The second Tenison Road community meeting, held on 29th January, had about 30 of us come together to talk about the traffic-related issues on Tenison Road and how we thought data might help.Frank Gawthrop, secretary of the GTARA residents association, brilliantly summarised the situation, reviewing the data available on the levels of traffic (especially around the station); the proposed traffic calming scheme and calming options being considered; and the potential impact of the CB1/Station Square redevelopment plans.Much of our time was spent absorbing Frank’s thorough review and the various details of the data, maps and planning documents he brought with him. We did, however, have some time to see examples of the data that could be collected and to think a bit about why the traffic issues are so important to Tenison Road residents.
Example of Cambridgeshire Count Council survey data from 24/5/12.
Example visualisation of County Council survey data.For the data examples, we showed an idea for visualising some of the County Council’s traffic survey results collected in May, 2012. We also presented some early results taken from our own efforts to monitor traffic with a heat sensor. Both kinds of data prompted discussion about where we’d want to monitor traffic on the road. Predictably, the intersection with Station Road was seen as a real problem, but also the general flow and speed of traffic were raised as things we’d want to track. The volume and speed of traffic were seen as only part of the problem. There was general consensus that air quality and noise were worth measuring, as well as parking, and that all were indicative of the numbers of people and cars using Tenison Road.Preliminary heat sensor data of all vehicles and bikes, 24 hours, Tuesday 28th January, 2014.
Traffic intensity over time.
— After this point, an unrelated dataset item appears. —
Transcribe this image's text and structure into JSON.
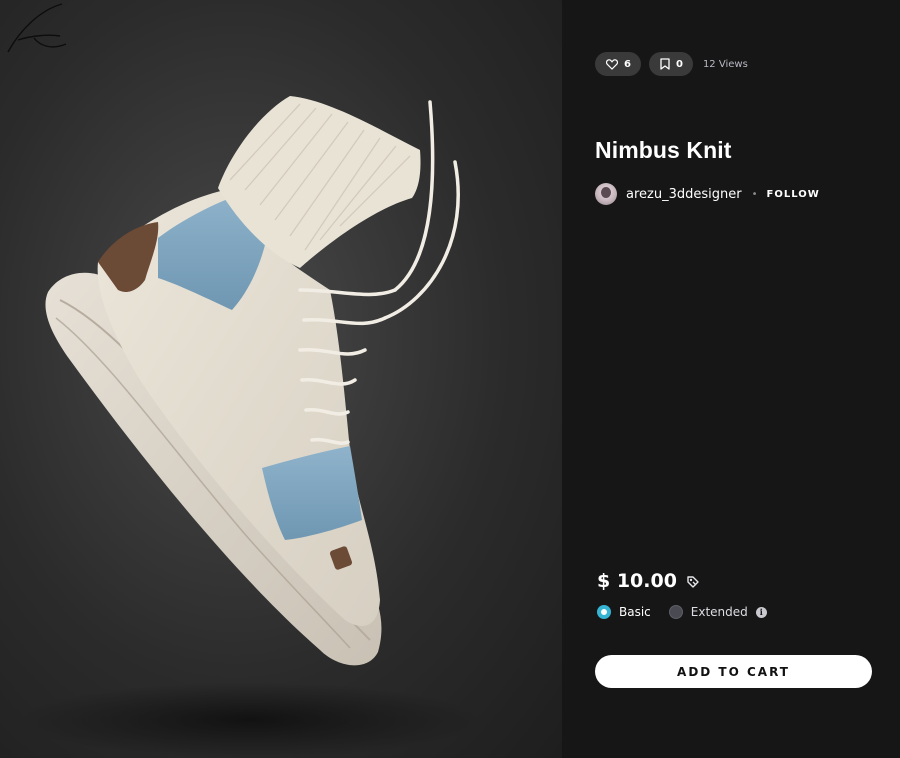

Volume of traffic over time.The clear importance of this traffic for the street was found to be based on a number of not always compatible concerns. Some spoke about a more peaceful street, a street that might feel more like a neighbourhood than a major thoroughfare in Cambridge. Others were less concerned with peace (or tranquility), or indeed with the speed of vehicles, and more with the noise and poor air quality resulting from the traffic.Consensus did appear to form around a wish for a better quality of life for the street’s residents and stronger sense of them acting as a community. There was agreement that a difference could be made and that there might just be ways to use data to impact planning in the area and thus improve Tenison Road’s traffic conditions.Much of this raises questions for Tenison Road and its use of data. First and foremost, it shows that some choices need to be made relatively quickly about what should be monitored on the street and where. With several decisions to be made, immanently, about local planning (and some already made), it’s an opportune time to begin measuring some of the affects traffic is having on the area and what changes if any are occurring.More generally, the traffic concerns raise questions about how data might be stored, collected and used for the community’s best interests. We’re immediately confronted with the problem of the ‘collective good’; who’s good might we be aiming to satisfy here? What tensions exist in making things better for ‘the community’? And, in what ways does data (and how it is stored. collected and used) help or stand in the way of making constructive and meaningful decisions for the ‘collective good’?With these matters in mind, the Tenison Road project is putting together a group to make some plans and no doubt tackle some of the controversies. If you’re interested in participating please email us.